At first, it seemed like Trump’s attack on Cruz’s wife and father would make it impossible for the Texas senator to endorse Trump for president. Furthermore, Cruz had described Trump as a bully, “utterly amoral,” and a pathological liar. In July, in a speech before the Republican National Convention, Cruz resolutely refused to endorse Trump, urging the attendees, amid widespread booing, to “vote their conscience.”
But Cruz’s gutsy stance was undermined by political reality. He received a barrage of criticism from his Republican confreres and quickly realized he would have no future as a national candidate if he didn’t buy a ticket on the Trump train. In a Facebook post in September, Cruz wrote, “After many months of careful consideration, of prayer and searching my own conscience, I have decided that on Election Day, I will vote for the Republican nominee, Donald Trump.”

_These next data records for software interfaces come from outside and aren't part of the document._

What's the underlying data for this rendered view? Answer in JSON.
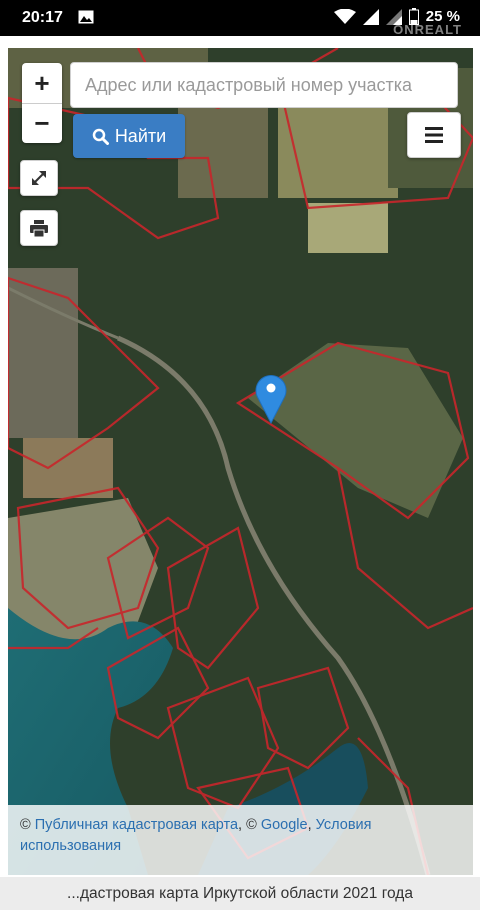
{
  "status_bar": {
    "time": "20:17",
    "battery": "25 %",
    "icons": [
      "image-icon",
      "wifi-icon",
      "signal-icon",
      "signal-icon",
      "battery-icon"
    ]
  },
  "watermark": "ONREALT",
  "map": {
    "search_placeholder": "Адрес или кадастровый номер участка",
    "find_label": "Найти",
    "zoom_in": "+",
    "zoom_out": "−",
    "attribution": {
      "copyright_1": "©",
      "link_1": "Публичная кадастровая карта",
      "separator": ", ©",
      "link_2": "Google",
      "separator_2": ",",
      "link_3": "Условия использования"
    },
    "colors": {
      "parcel_border": "#c8262b",
      "pin": "#2f8be0",
      "find_button": "#3a7dc4"
    }
  },
  "footer": {
    "title": "...дастровая карта Иркутской области 2021 года"
  }
}
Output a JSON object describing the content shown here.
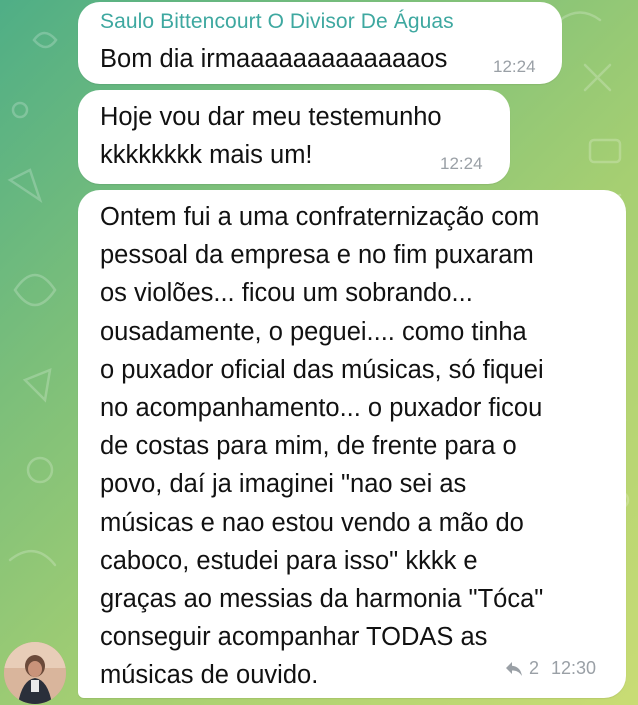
{
  "messages": [
    {
      "sender": "Saulo Bittencourt O Divisor De Águas",
      "text": "Bom dia irmaaaaaaaaaaaaaos",
      "time": "12:24"
    },
    {
      "line1": "Hoje vou dar meu testemunho",
      "line2": "kkkkkkkk mais um!",
      "time": "12:24"
    },
    {
      "lines": [
        "Ontem fui a uma confraternização com",
        "pessoal da empresa e no fim puxaram",
        "os violões... ficou um sobrando...",
        "ousadamente, o peguei.... como tinha",
        "o puxador oficial das músicas, só fiquei",
        "no acompanhamento... o puxador ficou",
        "de costas para mim, de frente para o",
        "povo, daí ja imaginei \"nao sei as",
        "músicas e nao estou vendo a mão do",
        "caboco, estudei para isso\" kkkk e",
        "graças ao messias da harmonia \"Tóca\"",
        "conseguir acompanhar TODAS as",
        "músicas de ouvido."
      ],
      "reply_count": "2",
      "time": "12:30"
    }
  ],
  "colors": {
    "sender_name": "#3ea8a0",
    "bubble": "#ffffff",
    "timestamp": "#9aa0a6",
    "wallpaper_start": "#4fae86",
    "wallpaper_end": "#c9dc74"
  },
  "icons": {
    "reply": "reply-arrow-icon",
    "avatar": "user-avatar"
  }
}
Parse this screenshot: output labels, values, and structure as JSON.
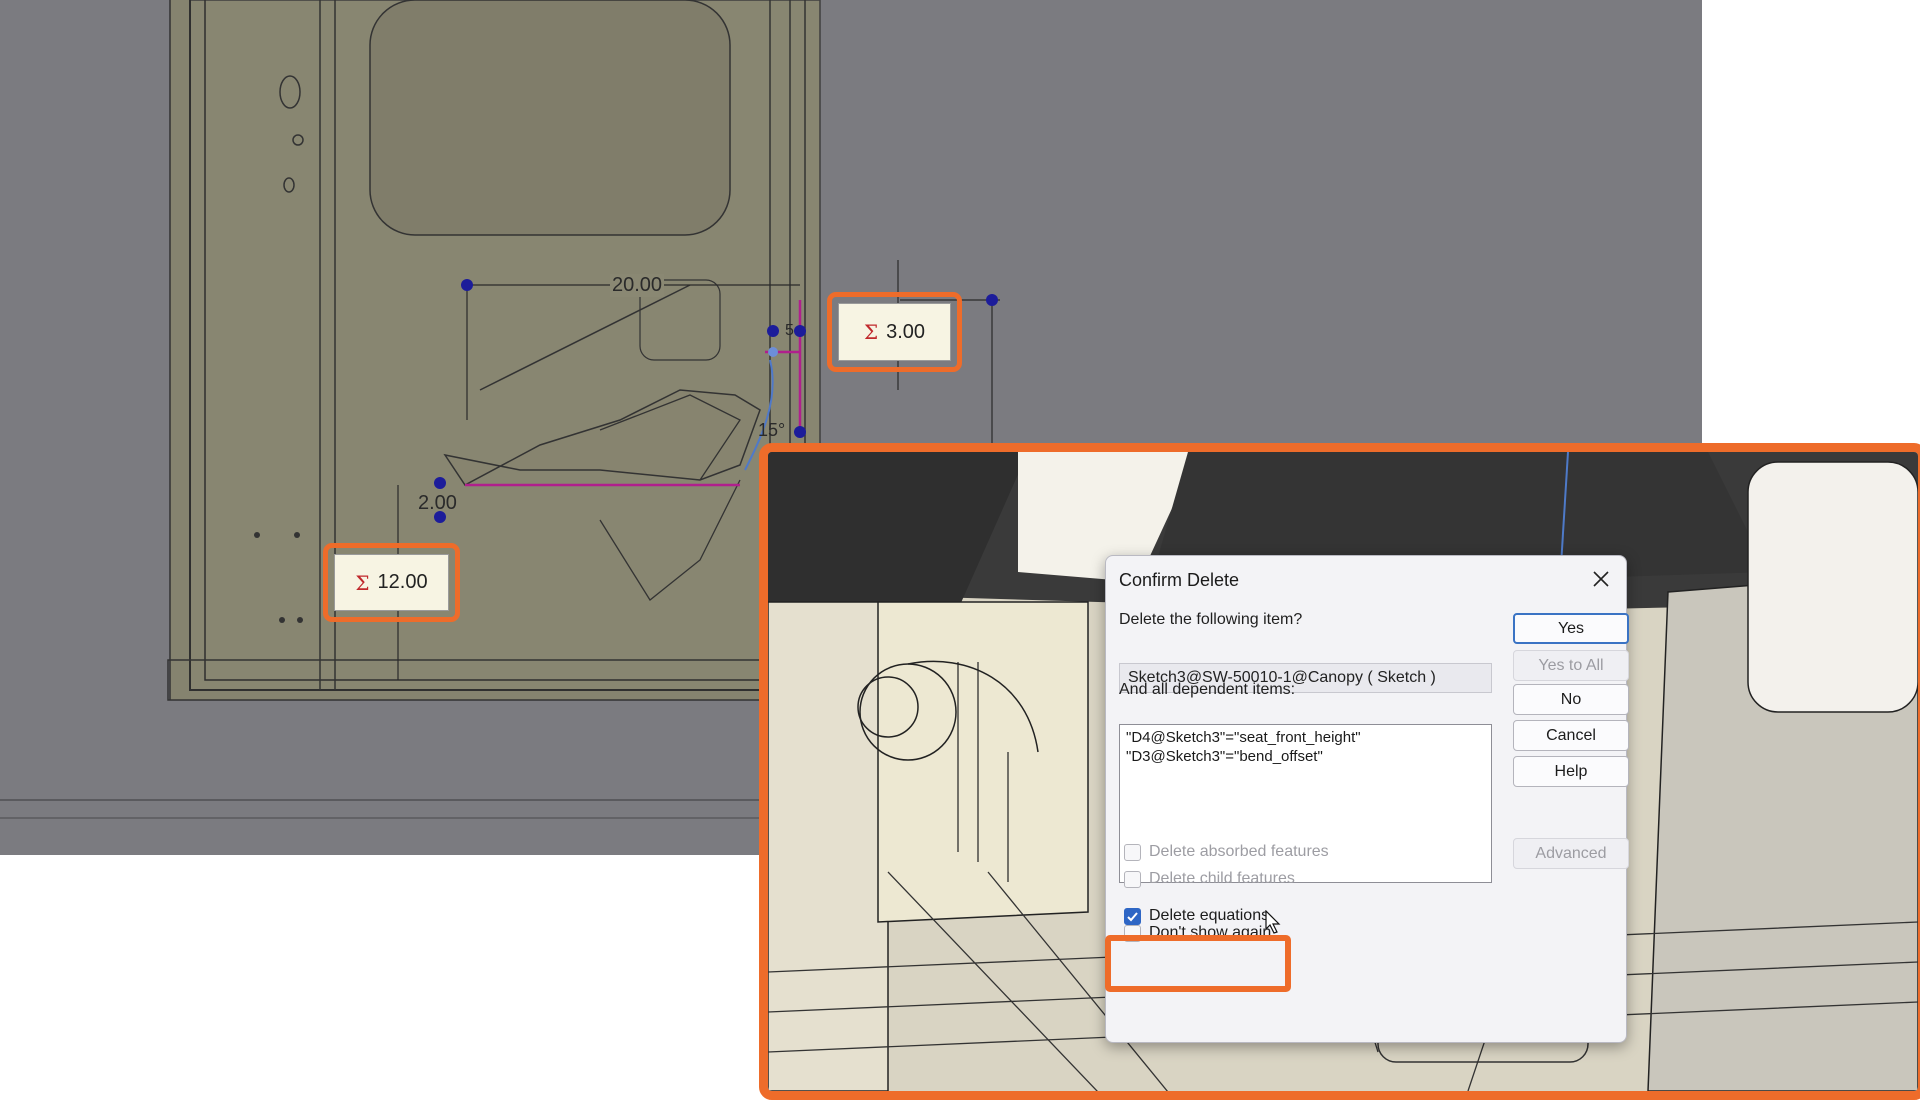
{
  "accent_color": "#ee6c2a",
  "background_view": {
    "dimensions": [
      "20.00",
      "2.00",
      "15°",
      "5"
    ],
    "equation_callouts": [
      {
        "icon": "sigma-icon",
        "symbol": "Σ",
        "value": "3.00"
      },
      {
        "icon": "sigma-icon",
        "symbol": "Σ",
        "value": "12.00"
      }
    ]
  },
  "dialog": {
    "title": "Confirm Delete",
    "question": "Delete the following item?",
    "item": "Sketch3@SW-50010-1@Canopy ( Sketch )",
    "dependents_label": "And all dependent items:",
    "dependents": [
      "\"D4@Sketch3\"=\"seat_front_height\"",
      "\"D3@Sketch3\"=\"bend_offset\""
    ],
    "buttons": {
      "yes": "Yes",
      "yes_to_all": "Yes to All",
      "no": "No",
      "cancel": "Cancel",
      "help": "Help",
      "advanced": "Advanced"
    },
    "options": {
      "absorbed": {
        "label": "Delete absorbed features",
        "checked": false,
        "enabled": false
      },
      "child": {
        "label": "Delete child features",
        "checked": false,
        "enabled": false
      },
      "equations": {
        "label": "Delete equations",
        "checked": true,
        "enabled": true
      },
      "dont_show": {
        "label": "Don't show again",
        "checked": false,
        "enabled": true
      }
    }
  }
}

Cruz cited policy issues as the key factor, most notably the nomination of Supreme Court justices. But what led Cruz to this personally humiliating decision was the logic of partisan politics. Highly committed Republicans—of which Cruz is surely an exemplar—have real differences with Democrats like Hillary Clinton, which means they are likely to vote for whomever their party nominates, even someone as loathsome as Trump.
The path taken by Cruz has been followed by countless other prominent Republicans. And the pattern of capitulation is likely to continue unless Trump suffers a massive loss of popularity among Republican voters. This means the Republican Congress is not going to effectively push back against Trump’s excesses.
This week, rumors briefly flourished that Senator Susan Collins of Maine was going to oppose the nomination of Ben Carson as secretary of Housing and Urban Development. Collins herself quickly squashed the rumors. Cruz and other Republicans defended Trump’s sudden break with longstanding government policy when he took a phone call from the president of Taiwan. Republicans on Capitol Hill seem to have decided they are not going to challenge Trump on the glaring conflict-of-interest problems presented by his global business empire.
The party that capitulated to Trump is going to keep on waving the white flag. Never Trump was a popular slogan in 2016, but the reality of the Republican Party is now Forever Trump.
It’s easy to find extenuating justifications for the cravenness of the GOP. It’s rooted in an age of partisan polarization, as well as the dream of the likes of Paul Ryan of having a unitary government that could fulfill long-deferred goals of the conservative movement. As astute observers like Michael Grunwald note, the fanatical partisanship of the GOP, already evident in the way Senate Majority Leader Mitch McConnell implemented a policy of absolute rejectionism during the Obama administration, has in fact turned out to be politically smart: The GOP thwarted Barack Obama on many fronts and can now roll back his presidency.
Yet politics can never be fully divorced from morality. In order to achieve their victory, Republican leaders handed their party over to Donald Trump, a racist who boasted of sexually assaulting women, an advocate of torture and ethnic bigotry, a man in every way unfit for high office. Once Trump became the Republican nominee, the possibility of him becoming president was real and very few in his party tried to stop him. Whatever happens in the Trump era won’t just be his fault, but will now taint the entire party. That’s the true price of Republican capitulation.